Historically, when the award has been given because of a peace process it has gone to the leaders of the previously warring factions. Consider the historic image from 1994 when Yasser Arafat stood on stage clutching his Nobel, alongside Yitzhak Rabin holding his – with the late Shimon Peres acting as a human buffer. Or in 1998, when Irish republican John Hume took the award alongside Northern Ireland’s unionist leader, David Trimble. Granted, there was less animosity between – or controversy surrounding – the latter two, but the point is the same: there has almost always been a balance.
So what about Rodrigo Londoño aka Timochenko, Commander-in-Chief of the FARC? No prize for him. This will almost certainly be a result of the Nobel Committee deciding not to risk putting a Nobel into what many of the conflict’s victims would consider to be bloodied hands — more than 100 arrest warrants have been issued for alias Timochenko for alleged crimes including terrorism, kidnapping, rebellion and murder — the Nobel Prize committee still receive criticism from Arafat’s prize.

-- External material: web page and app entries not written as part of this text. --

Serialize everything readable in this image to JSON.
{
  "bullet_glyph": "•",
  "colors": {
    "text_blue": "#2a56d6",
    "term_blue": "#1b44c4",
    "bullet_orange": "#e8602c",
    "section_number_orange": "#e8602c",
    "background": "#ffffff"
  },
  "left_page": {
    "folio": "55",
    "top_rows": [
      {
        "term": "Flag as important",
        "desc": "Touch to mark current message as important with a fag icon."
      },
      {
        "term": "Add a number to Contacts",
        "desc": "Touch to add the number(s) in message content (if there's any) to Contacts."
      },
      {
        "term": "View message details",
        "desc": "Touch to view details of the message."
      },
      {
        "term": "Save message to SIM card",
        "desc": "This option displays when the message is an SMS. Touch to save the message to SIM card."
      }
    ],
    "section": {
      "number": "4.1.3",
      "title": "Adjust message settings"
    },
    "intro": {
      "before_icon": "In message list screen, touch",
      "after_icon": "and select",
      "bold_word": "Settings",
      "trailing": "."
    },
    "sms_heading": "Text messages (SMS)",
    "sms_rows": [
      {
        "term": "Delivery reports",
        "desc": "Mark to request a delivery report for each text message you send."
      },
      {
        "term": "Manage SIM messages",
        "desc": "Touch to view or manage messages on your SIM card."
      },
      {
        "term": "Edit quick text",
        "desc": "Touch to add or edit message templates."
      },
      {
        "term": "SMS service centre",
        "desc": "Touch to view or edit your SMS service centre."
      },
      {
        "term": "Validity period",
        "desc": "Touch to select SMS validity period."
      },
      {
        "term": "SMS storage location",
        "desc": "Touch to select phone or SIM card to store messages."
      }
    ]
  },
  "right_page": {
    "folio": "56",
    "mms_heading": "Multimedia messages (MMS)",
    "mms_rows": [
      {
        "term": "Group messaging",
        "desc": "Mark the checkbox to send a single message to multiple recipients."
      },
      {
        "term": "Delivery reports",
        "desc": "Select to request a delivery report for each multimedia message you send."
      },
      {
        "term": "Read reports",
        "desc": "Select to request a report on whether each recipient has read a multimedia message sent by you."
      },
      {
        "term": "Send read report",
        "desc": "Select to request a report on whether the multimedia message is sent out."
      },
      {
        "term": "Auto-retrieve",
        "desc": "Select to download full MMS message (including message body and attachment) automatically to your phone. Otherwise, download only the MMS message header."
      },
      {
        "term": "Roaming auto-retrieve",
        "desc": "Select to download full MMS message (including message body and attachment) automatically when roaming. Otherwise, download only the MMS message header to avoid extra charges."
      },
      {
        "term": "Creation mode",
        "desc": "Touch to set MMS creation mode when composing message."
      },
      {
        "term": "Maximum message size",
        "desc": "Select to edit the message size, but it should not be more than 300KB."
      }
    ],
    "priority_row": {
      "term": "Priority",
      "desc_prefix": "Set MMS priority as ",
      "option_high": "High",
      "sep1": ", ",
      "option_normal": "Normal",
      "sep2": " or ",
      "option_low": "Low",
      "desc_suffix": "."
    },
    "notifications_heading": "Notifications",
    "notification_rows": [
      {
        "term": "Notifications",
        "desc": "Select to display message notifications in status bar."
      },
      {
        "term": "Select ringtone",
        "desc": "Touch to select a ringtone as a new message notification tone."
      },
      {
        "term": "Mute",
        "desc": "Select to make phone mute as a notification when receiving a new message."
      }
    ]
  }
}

But won’t this cause a headache for the peace process, shunning Timochenko, at the exact moment Santos is trying to get the process back on track?
No. In fact, it will likely have the opposite effect, as the main reason people gave for not backing the accords in last weekend’s referendum was because it went too gently on the guerrillas. Giving one a Nobel would have been a disaster. Not that this would have been discussed with Timochenko beforehand, or Santos for that matter. Santos wasn’t even told in advance that he’d won, for fear it would be leaked. After making the announcement, Kaci Kullmann Five, the chair of the committee, said they were now actively trying to reach out to Santos.
This prize comes just days after a hard-fought peace was almost lost in the pursuit of ending one of the longest-running conflicts in human history. The forces that fought these accords at the referendum – former president Uribe chief amongst them – are now becoming increasingly isolated on the world stage.
The Nobel Prize Committee famously avoid playing to the crowd. Typically, the frontrunner never wins — this has been the case each year since 2009 when the bookies’ favourites have lost – and the same is true of the Syrian civil defence volunteers the White Helmets this year. In awarding just one person at such a significant moment, the committee have demonstrated to the Colombian people that the world is still behind them, just as it has been throughout the process (the Pope – another nominee for this year’s prize – played a large role in convening the talks).
Will Santos think this award is helpful? It can’t always be assumed that it will be received as such, especially by a serving world leader mired in the daily grind of geopolitics. It was rumoured that Angela Merkel audibly sighed with relief when she didn’t win the prize last year for her stance in welcoming refugees, for fear it would fuel the backfire against her policy and crush her party when it next went to the polls (something that happened, anyway).
A quarter of a million people have been killed in the Colombian conflict and over six million displaced in the horror that has spread across an entire continent, half a century and brought tears to every family in Colombia and beyond. As the end of that conflict teeters at the edge, the Nobel Prize Committee have seized their opportunity to wrench it from ruin and push Colombia towards peace.
Ciarán Norris is director of RISING Global Peace Forum, an international network and an annual event taking place in Coventry 15-16 November 2016. He has a decade of experience working in political, government and campaigning roles.